Starting tomorrow, a new documentary starts a week of screenings (11/1–11/7) in NYC that I highly recommend you go see.
Musicwood is a film about a collaborative effort between Greenpeace and three of the country’s largest guitar companies (Martin, Gibson, and Taylor Guitars). Together, they travel up to the Tongass National Forest to talk to the Native American-run corporation that manages the forest. The Tongass is home to the vast majority of Sitka Spruce trees in the world and they are rapidly disappearing, being harvested to supply the global lumber trade. Sitka Spruce is also one of the most desirable and widely used woods for making guitar tops. Together, these guitar makers and Greenpeace try to persuade the corporation to refrain from clear-cutting vast sections of the forest and adopt more sustainable practices so that they can continue to use these wonderful tress for years to come.
As an added bonus, on Monday, November 4th, I will be joining a panel discussion following the film to talk more about the issues.
For Tickets: click here
For the past few years, the mere mention of “Brooklyn” has cultivated a certain cache of local artisanality and an air of craftsmanship it has not known in close to a century. We like our beer micobrewed, our coffees poured over, our pickles … well, pickled, but in a really special way. Our furniture is no exception.
There are so many woodworkers around Brooklyn these days it’s truly inspiring; and the field is as varied as it is populous. Nowhere is this more evident than at the makers’ market known as the Factory Floor in Sunset Park, which runs for one more weekend. We stopped by last week to peruse the wares, make some new friends, and as luck would have it, check in with some old ones.

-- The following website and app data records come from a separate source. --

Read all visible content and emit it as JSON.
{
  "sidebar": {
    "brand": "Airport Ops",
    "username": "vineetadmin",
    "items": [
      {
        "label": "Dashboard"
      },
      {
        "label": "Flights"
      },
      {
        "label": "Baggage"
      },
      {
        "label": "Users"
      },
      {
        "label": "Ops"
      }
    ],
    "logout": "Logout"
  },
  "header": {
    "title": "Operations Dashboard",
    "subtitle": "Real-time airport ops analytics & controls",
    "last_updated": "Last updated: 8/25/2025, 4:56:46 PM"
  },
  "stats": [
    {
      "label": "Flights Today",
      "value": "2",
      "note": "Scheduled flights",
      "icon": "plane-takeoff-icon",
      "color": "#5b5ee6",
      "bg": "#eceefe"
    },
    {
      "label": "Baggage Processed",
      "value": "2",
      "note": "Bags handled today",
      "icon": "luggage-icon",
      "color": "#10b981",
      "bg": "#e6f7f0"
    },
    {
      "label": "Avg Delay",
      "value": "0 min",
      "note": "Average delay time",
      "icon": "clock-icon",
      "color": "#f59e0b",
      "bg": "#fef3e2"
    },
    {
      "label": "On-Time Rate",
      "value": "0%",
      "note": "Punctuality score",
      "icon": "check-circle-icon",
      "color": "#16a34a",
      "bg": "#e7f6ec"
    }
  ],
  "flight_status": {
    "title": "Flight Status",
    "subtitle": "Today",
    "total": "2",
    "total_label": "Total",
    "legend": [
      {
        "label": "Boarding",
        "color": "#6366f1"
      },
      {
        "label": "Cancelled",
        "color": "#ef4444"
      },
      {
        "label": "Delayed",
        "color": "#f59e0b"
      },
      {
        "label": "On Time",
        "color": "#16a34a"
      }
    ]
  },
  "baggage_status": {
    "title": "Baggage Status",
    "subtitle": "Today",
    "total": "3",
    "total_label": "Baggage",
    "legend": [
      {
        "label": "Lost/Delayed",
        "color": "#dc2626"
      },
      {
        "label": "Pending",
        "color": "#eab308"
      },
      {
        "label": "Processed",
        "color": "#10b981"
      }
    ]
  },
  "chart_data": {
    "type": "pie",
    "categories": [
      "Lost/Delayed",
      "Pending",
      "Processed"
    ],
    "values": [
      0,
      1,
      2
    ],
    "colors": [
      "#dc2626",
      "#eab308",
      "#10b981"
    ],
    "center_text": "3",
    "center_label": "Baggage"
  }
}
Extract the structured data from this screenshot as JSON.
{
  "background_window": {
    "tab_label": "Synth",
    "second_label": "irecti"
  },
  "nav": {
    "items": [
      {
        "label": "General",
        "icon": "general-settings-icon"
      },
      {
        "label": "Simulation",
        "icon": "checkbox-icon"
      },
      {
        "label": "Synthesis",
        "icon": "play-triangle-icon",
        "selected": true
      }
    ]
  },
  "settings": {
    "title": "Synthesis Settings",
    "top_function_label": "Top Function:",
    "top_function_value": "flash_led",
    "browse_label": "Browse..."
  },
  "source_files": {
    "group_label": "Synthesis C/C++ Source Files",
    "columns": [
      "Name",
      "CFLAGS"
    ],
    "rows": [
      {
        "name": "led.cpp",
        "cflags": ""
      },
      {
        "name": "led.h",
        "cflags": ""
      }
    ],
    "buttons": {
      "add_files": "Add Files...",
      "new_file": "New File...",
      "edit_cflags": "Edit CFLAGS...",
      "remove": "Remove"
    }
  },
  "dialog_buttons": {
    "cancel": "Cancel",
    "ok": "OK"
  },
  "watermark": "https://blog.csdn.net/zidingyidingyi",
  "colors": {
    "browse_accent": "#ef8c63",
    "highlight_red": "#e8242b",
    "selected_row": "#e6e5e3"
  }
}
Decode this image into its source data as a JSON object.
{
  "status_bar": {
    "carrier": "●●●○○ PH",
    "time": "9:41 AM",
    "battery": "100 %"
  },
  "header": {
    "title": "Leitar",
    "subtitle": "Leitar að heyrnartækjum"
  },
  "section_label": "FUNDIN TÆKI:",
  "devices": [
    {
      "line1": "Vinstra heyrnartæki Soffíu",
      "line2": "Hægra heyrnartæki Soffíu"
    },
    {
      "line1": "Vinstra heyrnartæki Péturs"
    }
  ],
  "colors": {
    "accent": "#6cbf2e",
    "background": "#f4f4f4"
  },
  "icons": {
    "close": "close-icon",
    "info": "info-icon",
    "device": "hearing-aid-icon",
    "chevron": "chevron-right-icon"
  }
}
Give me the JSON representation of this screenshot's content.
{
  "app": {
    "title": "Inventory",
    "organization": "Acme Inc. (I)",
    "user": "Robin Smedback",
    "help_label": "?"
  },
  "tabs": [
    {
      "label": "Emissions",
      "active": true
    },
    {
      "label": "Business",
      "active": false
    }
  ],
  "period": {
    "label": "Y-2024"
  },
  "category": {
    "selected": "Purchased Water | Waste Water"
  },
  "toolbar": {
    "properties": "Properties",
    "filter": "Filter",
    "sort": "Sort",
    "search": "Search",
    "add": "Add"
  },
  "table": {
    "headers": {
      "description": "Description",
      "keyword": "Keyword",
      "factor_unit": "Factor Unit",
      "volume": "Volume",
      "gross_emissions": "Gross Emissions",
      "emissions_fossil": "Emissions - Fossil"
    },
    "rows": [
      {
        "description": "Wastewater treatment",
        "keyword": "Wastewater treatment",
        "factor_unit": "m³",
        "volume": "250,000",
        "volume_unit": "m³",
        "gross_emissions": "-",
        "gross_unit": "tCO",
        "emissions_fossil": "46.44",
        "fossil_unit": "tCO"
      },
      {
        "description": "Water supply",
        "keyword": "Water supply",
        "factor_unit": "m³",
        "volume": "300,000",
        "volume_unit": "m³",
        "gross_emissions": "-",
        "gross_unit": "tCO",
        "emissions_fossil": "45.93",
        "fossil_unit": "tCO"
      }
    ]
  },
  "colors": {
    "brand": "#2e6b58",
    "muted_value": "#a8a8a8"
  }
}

One of the exhibitors is none other than, Ethan Abramson, who was there for some of the earliest NYCWG meetings, when we were just hashing out the idea for the group. Since then, he’s heeded the siren call across the sound to Port Chester, NY where he now has his own furniture workshop where he handcrafts his own designs. He told me about a finish he’s now using that is perhaps the most enviro-friendly thing I’ve heard of. If you are at the show, be sure to stop by and say hi.
Overall, the range of styles and aesthetics of the exhibitors offers something for everyone. Some designs are sleek and modern, some are minimal with live edges, others still are deliberately left rough-edged as a testament to their previous life as pillars of bygone industry. The best part about the whole show by far is getting to meet the makers and talk to them about what they do. One thing is for sure though, once you get to see and hear how much goes into creating something that is not merely functional but artistic and unique, it’s tough to go back to Ikea.
Japanese tools are useful to have for woodworking, but knowledge on how to use them has often been cloaked in terms of mysticism and exoticism. This month, guest speaker Wilbur Pan, will provide an overview of Japanese saws, chisels, and planes in plain English: how they work, how they are made, and how they can be used for any woodworking project, Asian or otherwise. Check your Zen at the door.
19 8th St, Suite 208
Brooklyn, New York 11215
Monday, April 22nd, 2013
About Wilbur Pan:
Wilbur Pan is a woodworker from New Jersey, and has been interested in Japanese tools ever since discovering the joys of hand tool woodworking. He has published articles on Japanese tools in Popular Woodworking Magazine, and is responsible for giant Cypress, the best Japanese woodworking tool blog in existence.